> **Assignment**: Lines with "icon" in them are to be located in the listing below and copied.

§ §

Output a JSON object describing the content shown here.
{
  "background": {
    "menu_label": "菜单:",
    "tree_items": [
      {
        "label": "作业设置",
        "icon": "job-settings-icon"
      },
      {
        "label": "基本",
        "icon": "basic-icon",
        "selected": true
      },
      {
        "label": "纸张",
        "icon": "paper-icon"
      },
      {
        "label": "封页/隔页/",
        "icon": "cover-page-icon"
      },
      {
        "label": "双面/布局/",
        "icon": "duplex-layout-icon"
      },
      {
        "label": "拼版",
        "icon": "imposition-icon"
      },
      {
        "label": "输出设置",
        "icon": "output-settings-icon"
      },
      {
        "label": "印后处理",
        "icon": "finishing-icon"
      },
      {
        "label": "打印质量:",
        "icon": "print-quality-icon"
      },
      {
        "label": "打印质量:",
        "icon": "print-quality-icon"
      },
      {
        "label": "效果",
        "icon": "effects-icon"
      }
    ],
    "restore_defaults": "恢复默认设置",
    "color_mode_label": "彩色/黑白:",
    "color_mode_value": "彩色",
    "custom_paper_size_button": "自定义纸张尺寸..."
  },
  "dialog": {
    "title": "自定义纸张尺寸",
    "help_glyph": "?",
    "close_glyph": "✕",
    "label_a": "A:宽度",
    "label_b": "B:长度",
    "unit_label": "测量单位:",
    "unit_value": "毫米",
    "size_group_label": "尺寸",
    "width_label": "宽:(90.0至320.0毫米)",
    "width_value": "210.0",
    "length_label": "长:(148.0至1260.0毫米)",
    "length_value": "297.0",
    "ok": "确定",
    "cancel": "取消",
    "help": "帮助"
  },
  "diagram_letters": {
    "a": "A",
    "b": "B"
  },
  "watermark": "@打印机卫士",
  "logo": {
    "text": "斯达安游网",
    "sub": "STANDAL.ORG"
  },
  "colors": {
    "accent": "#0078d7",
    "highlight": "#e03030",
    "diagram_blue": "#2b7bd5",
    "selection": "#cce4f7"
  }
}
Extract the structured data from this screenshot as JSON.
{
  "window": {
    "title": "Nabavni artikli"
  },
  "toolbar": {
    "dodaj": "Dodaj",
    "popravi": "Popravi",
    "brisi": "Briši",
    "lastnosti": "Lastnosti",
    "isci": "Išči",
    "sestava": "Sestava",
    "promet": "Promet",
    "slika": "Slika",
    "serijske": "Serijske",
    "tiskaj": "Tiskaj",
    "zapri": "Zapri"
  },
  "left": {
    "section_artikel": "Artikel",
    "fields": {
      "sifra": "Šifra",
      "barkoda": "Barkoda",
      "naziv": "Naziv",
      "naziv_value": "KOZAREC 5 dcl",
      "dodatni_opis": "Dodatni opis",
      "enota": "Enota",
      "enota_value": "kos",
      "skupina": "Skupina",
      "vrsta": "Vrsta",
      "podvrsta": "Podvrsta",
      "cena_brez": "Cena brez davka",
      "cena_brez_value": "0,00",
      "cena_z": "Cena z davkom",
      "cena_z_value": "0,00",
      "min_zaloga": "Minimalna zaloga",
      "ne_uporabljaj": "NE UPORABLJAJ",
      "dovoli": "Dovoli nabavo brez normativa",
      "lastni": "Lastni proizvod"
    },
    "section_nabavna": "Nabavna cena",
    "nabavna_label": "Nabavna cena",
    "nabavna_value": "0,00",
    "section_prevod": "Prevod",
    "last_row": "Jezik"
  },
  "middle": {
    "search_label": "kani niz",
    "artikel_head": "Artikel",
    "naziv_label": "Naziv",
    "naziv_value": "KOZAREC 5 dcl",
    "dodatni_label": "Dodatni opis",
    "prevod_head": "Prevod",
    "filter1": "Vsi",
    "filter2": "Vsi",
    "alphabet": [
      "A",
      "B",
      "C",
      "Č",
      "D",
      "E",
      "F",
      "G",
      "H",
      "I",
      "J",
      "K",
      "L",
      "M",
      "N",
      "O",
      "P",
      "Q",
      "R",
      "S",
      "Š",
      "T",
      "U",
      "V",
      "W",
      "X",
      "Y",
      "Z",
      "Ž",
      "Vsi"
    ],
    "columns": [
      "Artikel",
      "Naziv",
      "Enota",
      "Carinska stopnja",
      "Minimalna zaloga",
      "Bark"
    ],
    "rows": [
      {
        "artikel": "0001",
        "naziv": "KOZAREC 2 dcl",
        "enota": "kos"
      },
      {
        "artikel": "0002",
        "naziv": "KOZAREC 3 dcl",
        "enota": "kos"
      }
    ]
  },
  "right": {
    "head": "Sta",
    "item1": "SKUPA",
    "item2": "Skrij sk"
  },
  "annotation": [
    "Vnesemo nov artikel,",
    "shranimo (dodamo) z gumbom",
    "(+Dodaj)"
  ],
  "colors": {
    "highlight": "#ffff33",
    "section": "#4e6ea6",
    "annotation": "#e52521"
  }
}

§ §

> **Exercise response**:
        "icon": "job-settings-icon"
        "icon": "basic-icon",
        "icon": "paper-icon"
        "icon": "cover-page-icon"
        "icon": "duplex-layout-icon"
        "icon": "imposition-icon"
        "icon": "output-settings-icon"
        "icon": "finishing-icon"
        "icon": "print-quality-icon"
        "icon": "print-quality-icon"
        "icon": "effects-icon"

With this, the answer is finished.